HiMama is improving learning outcomes for children zero to five. We support early childhood education because the sector is the most challenging teaching environment. Low wages, lack of professional development and long days; HiMama’s aim is to ease childcare management and support early childhood professionals.

The HiMama team firmly believes that early childhood professionals deserve to be celebrated and that recognition is important. Our Educator Spotlight is one way we are shining a light on the important and undervalued work of childcare professionals.


I have always, ALWAYS loved working with children. When I was little, I played house, child care, school – you name it. There was never a doubt in my mind as to what I wanted to do when I grew up! The decision to begin in this career field as a family child care provider happened out of necessity. I was pregnant, and my current job as an after-school care director would have made it hard to pay the child care bill, and so, I opened my own program. One thing led to another, and three books, numerous speaking engagements, three different programs and a total change in pedagogy later…here I am, a proud defender of play!! My journey is an important thing for people to know about. I graduated from college with the goal of being a Kindergarten teacher. Instead, I ended up opening a family child care business in 1998, with an emphasis on my preschool program. My goal was to phase out the all-day child care aspect and be a traditional preschool program in a few years. That goal wasn’t attained until 2014 after some drastic life-changes helped me to evaluate my priorities and put them in a different order. At this point in my career, I was providing care for 12 children 50 hours a week (in SD, providers can have 12 children with one adult), I had co-authored three books about the importance of play, I was speaking at roughly 20 events a year AND I was a mother to two wonderful teenagers and a wife to an amazingly supportive husband. My dad got diagnosed with pancreatic cancer and died 6 months later. This was a definite time to do some self-reflection and make some changes! This is when I closed my full-time program, and opened Kaleidoscope Play School. I now have one session that meets on T/W/Th mornings from 8:30-11:30. I speak at roughly 20-25 events annually, and the rest of my time is for my family. I have also added a summer camp to my programming for school-aged children. This has been a wonderful method of reminding parents that ALL CHILDREN NEED TO PLAY. I found that when I made these changes, I was a better me, and my family and the children in my program have benefitted greatly!

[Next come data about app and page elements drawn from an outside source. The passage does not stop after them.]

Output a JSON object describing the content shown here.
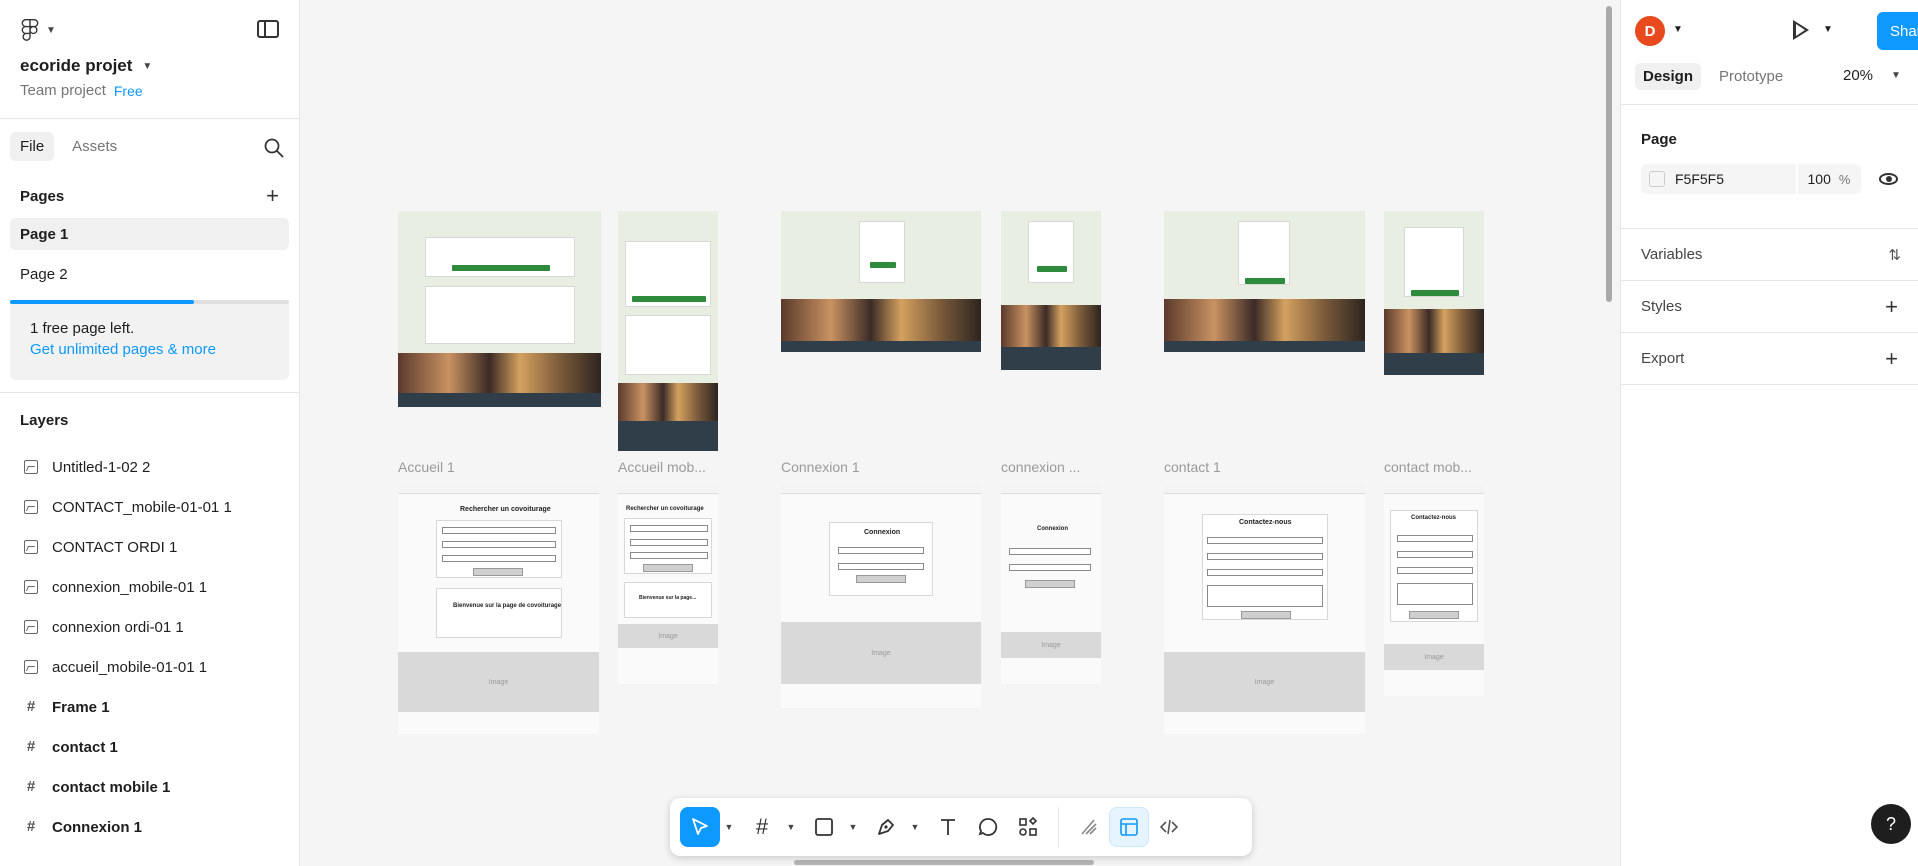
{
  "left_panel": {
    "project_name": "ecoride projet",
    "team_label": "Team project",
    "plan_badge": "Free",
    "tabs": [
      "File",
      "Assets"
    ],
    "pages_title": "Pages",
    "pages": [
      "Page 1",
      "Page 2"
    ],
    "upsell": {
      "text": "1 free page left.",
      "link": "Get unlimited pages & more",
      "progress": 0.66
    },
    "layers_title": "Layers",
    "layers": [
      {
        "name": "Untitled-1-02 2",
        "type": "image"
      },
      {
        "name": "CONTACT_mobile-01-01 1",
        "type": "image"
      },
      {
        "name": "CONTACT ORDI 1",
        "type": "image"
      },
      {
        "name": "connexion_mobile-01 1",
        "type": "image"
      },
      {
        "name": "connexion ordi-01 1",
        "type": "image"
      },
      {
        "name": "accueil_mobile-01-01 1",
        "type": "image"
      },
      {
        "name": "Frame 1",
        "type": "frame"
      },
      {
        "name": "contact 1",
        "type": "frame"
      },
      {
        "name": "contact mobile 1",
        "type": "frame"
      },
      {
        "name": "Connexion 1",
        "type": "frame"
      }
    ]
  },
  "right_panel": {
    "avatar_initial": "D",
    "share_label": "Share",
    "tabs": [
      "Design",
      "Prototype"
    ],
    "zoom": "20%",
    "page_section_title": "Page",
    "page_color": "F5F5F5",
    "page_opacity": "100",
    "percent_sign": "%",
    "sections": [
      "Variables",
      "Styles",
      "Export"
    ],
    "help_label": "?"
  },
  "canvas": {
    "frame_labels": [
      "Accueil 1",
      "Accueil mob...",
      "Connexion 1",
      "connexion ...",
      "contact 1",
      "contact mob..."
    ],
    "wireframe_texts": {
      "search_title": "Rechercher un covoiturage",
      "welcome_title": "Bienvenue sur la page de covoiturage",
      "welcome_short": "Bienvenue sur la page...",
      "connexion_title": "Connexion",
      "contact_title": "Contactez-nous",
      "image_label": "Image"
    }
  },
  "colors": {
    "accent": "#0d99ff",
    "avatar": "#e8491d",
    "eco_green": "#2e8b3e"
  },
  "toolbar": {
    "tools": [
      "move-tool",
      "frame-tool",
      "shape-tool",
      "pen-tool",
      "text-tool",
      "comment-tool",
      "actions-tool",
      "draw-mode",
      "design-mode",
      "dev-mode"
    ]
  }
}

Denita reflected on three challenges she faces in early learning environments:

Helping adults understand the value of child-led play. Deciphering the individual needs of each child as well as the unique way each child expresses those needs and meeting those needs. Leaving work at work. I LOVE what I do and have a very hard time leaving my work!


I wish I had an infinite budget to work with!


I find joy in observing children as they become more and more empowered. Hearing “I DID IT” from a child who had zero confidence when they first started in my program is one of my absolute favorite joy-inducing moments!


Relationships are at the core of what we as early childhood educators do. Relationships with children, and relationships with the parents. I view the parents as my teammates. We, as a team, are doing what is in the best interest of their child. In order to accomplish the feeling of team, as well as build a meaningful relationship, good communication is a necessity. I can tell during the interview process whether or not each family will be a good fit for my program, simply by the ease of communication. It is of utmost importance.


I am very fortunate to feel like I have reached the goals that I had for myself as an early childhood professional. I spend 1⁄2 my time working with children at my play school, and 1⁄2 my time working with adults through consulting at programs and keynoting/leading trainings at various events across the US and Internationally. I do have another book idea in mind that I hope to get written, but other than that… my goal is to never stop learning from children and other ECE professionals.


Another important thing to know about me is that I have not always been a defender of play. I have not always respected child-led play. I used to believe that play was simply a method for children to get their energy out, so then they could listen to me as I creatively taught them all the things they needed to know in order to be successful in Kindergarten. I am grateful for Bev Bos who first planted the seed in my head that perhaps I was under-estimating the importance of play. Finally, in 2010 my eyes were fully opened, and it is then that I began to tweak my pedagogy little by little. Now, I am proud to say, my program looks nothing like it did 8 years ago. Instead of the children asking ME what we are going to do, I ask them. Instead of having a lesson plan book filled out ahead of time, with every single detail pre-planned, I now play how I will set the environment for TODAY. The “what will happen” part is now owned by the children. I do not yet know where the children will lead me until today is finished. And then, after today, I reset the environment, as necessary, for tomorrow, again not knowing WHAT will happen, as that part is owned by the children. I also am very much in-the-moment, and much of my “planning” happens on the go, according to the needs of the children RIGHT NOW. The learning is so much more meaningful and absolutely stunning now, in comparison to 8 years ago. I am so grateful that I finally admitted to myself that PERHAPS there was a better way!

Do you have an educator you think should be in our Educator Spotlight? Contact us today and let us know!